When we take hold of what Jesus reveals about God, our relation to evil as it relates to God is also profoundly changed. Before a judge we will often seek to minimize or hide our participation in wrong doing in order to avoid punishment. We will also seek the judge’s pardon but always with the fear of not receiving it, By contrast, when dealing with a physician we want to expose to him our troubles, those blunders that make us even worse. We are thirsty for his intervention, longing for him to give us a precise prescription to follow; thirsty to collaborate in our healing, longing to follow the discipline he will propose.
The healing face of God revealed in Christ leads us always greatly to desire to be brought into the light and met with. We cannot really say this of God as judge!
As long as God remains to us essentially a judge, asceticism will always have a severe and even somewhat repressive side. When we discover God the physician, it will become what it should be, a way of health, a way of liberty.
4. Asceticism and synergy.
We see that there are two forces joining together, Paul’s and Christ’s. In his ascetic discipline, compared to the running of a race, Paul is animated by his own energy, with which is mixed the energy of Christ, who gave the first impulse by “seizing” him and then never ceases to give of his strength to such a degree that, having taken hold of it, Paul never slackens. It is this combination of two forces which means we can speak of “synergy.”

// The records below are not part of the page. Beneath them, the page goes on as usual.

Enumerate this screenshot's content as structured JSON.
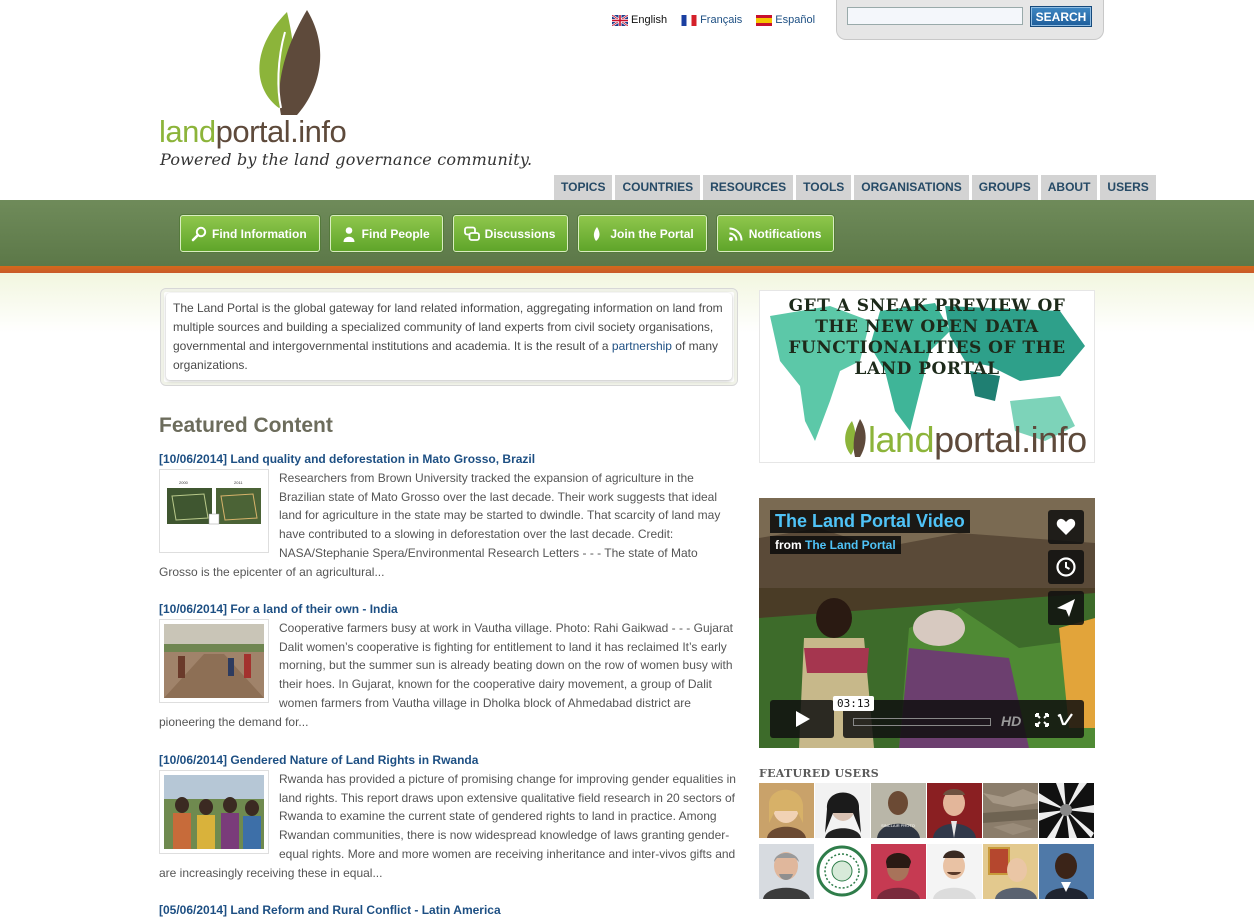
{
  "logo": {
    "name_part1": "land",
    "name_part2": "portal.info",
    "tagline": "Powered by the land governance community."
  },
  "languages": [
    {
      "label": "English",
      "flag": "uk-flag-icon"
    },
    {
      "label": "Français",
      "flag": "france-flag-icon"
    },
    {
      "label": "Español",
      "flag": "spain-flag-icon"
    }
  ],
  "search": {
    "value": "",
    "button_label": "SEARCH"
  },
  "main_nav": [
    "TOPICS",
    "COUNTRIES",
    "RESOURCES",
    "TOOLS",
    "ORGANISATIONS",
    "GROUPS",
    "ABOUT",
    "USERS"
  ],
  "quick_links": [
    {
      "label": "Find Information",
      "icon": "magnifier-icon"
    },
    {
      "label": "Find People",
      "icon": "person-icon"
    },
    {
      "label": "Discussions",
      "icon": "chat-icon"
    },
    {
      "label": "Join the Portal",
      "icon": "leaf-icon"
    },
    {
      "label": "Notifications",
      "icon": "rss-icon"
    }
  ],
  "intro": {
    "text_before": "The Land Portal is the global gateway for land related information, aggregating information on land from multiple sources and building a specialized community of land experts from civil society organisations, governmental and intergovernmental institutions and academia. It is the result of a ",
    "link": "partnership",
    "text_after": " of many organizations."
  },
  "featured": {
    "title": "Featured Content",
    "items": [
      {
        "title": "[10/06/2014] Land quality and deforestation in Mato Grosso, Brazil",
        "body": "Researchers from Brown University tracked the expansion of agriculture in the Brazilian state of Mato Grosso over the last decade. Their work suggests that ideal land for agriculture in the state may be started to dwindle. That scarcity of land may have contributed to a slowing in deforestation over the last decade. Credit: NASA/Stephanie Spera/Environmental Research Letters - - -  The state of Mato Grosso is the epicenter of an agricultural...",
        "thumb_labels": [
          "2000",
          "2011"
        ]
      },
      {
        "title": "[10/06/2014] For a land of their own - India",
        "body": "Cooperative farmers busy at work in Vautha village. Photo: Rahi Gaikwad - - -  Gujarat Dalit women’s cooperative is fighting for entitlement to land it has reclaimed It’s early morning, but the summer sun is already beating down on the row of women busy with their hoes. In Gujarat, known for the cooperative dairy movement, a group of Dalit women farmers from Vautha village in Dholka block of Ahmedabad district are pioneering the demand for..."
      },
      {
        "title": "[10/06/2014] Gendered Nature of Land Rights in Rwanda",
        "body": "Rwanda has provided a picture of promising change for improving gender equalities in land rights. This report draws upon extensive qualitative field research in 20 sectors of Rwanda to examine the current state of gendered rights to land in practice. Among Rwandan communities, there is now widespread knowledge of laws granting gender-equal rights. More and more women are receiving inheritance and inter-vivos gifts and are increasingly receiving these in equal..."
      },
      {
        "title": "[05/06/2014] Land Reform and Rural Conflict - Latin America",
        "body": ""
      }
    ]
  },
  "promo": {
    "heading": "Get a sneak preview of the new open data functionalities of the Land Portal",
    "logo_part1": "land",
    "logo_part2": "portal.info"
  },
  "video": {
    "title": "The Land Portal Video",
    "from_label": "from",
    "from_link": "The Land Portal",
    "time": "03:13",
    "hd_label": "HD"
  },
  "featured_users": {
    "title": "FEATURED USERS",
    "users": [
      {
        "name": "user-1",
        "label": ""
      },
      {
        "name": "user-2",
        "label": ""
      },
      {
        "name": "user-3",
        "label": "SINCLAIR PHOTO"
      },
      {
        "name": "user-4",
        "label": ""
      },
      {
        "name": "user-5",
        "label": ""
      },
      {
        "name": "user-6",
        "label": ""
      },
      {
        "name": "user-7",
        "label": ""
      },
      {
        "name": "user-8",
        "label": ""
      },
      {
        "name": "user-9",
        "label": ""
      },
      {
        "name": "user-10",
        "label": ""
      },
      {
        "name": "user-11",
        "label": ""
      },
      {
        "name": "user-12",
        "label": ""
      }
    ]
  },
  "colors": {
    "brand_green": "#8cb43a",
    "brand_brown": "#5e4a3b",
    "band_green": "#647f50",
    "accent_orange": "#d46a1a",
    "link_blue": "#1d4f83"
  }
}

It is a synergy of humility. We know ourselves nothing and yet God ascribes to us the victory!
5. The fruit of asceticism
Here, Daniel switches, nominally at least, attention away from humility to the issue of purity of heart, which has as its outcome seeing God, and fruit, the fruit of the Spirit. However, purity of heart and humility come to pretty much the same thing; it’s just that there is a change in focus in the result – what we see.
In our pride we see only our own actions; in our humility we can see the hidden activity of God. With the illumination of our understanding, finally clear-sighted, it will be given us to see God at work, marveling to discover that God chooses our acts, small as they are, to perform miracles of his providence. It is so true that what we give to our neighbor is not the same measure as they receive, simply because over and above our charity, they receive God’s. God’s giving is more just, more appropriate than ours; it engenders neither embarrassment nor shame. Human charity gives birth in the recipient to a sort of embarrassment and shame, mixed with thanksgiving; God’s charity gives rise to thanksgiving purified of all shame.
The more humble we are, the less our eyes will be fixed on what we do, and will see only the actions of God. The truly humble see only God’s charity and not their own, God’s compassion and not their own, the love of God and not their own . . . The humble person who is in God, sees only what God is doing in them.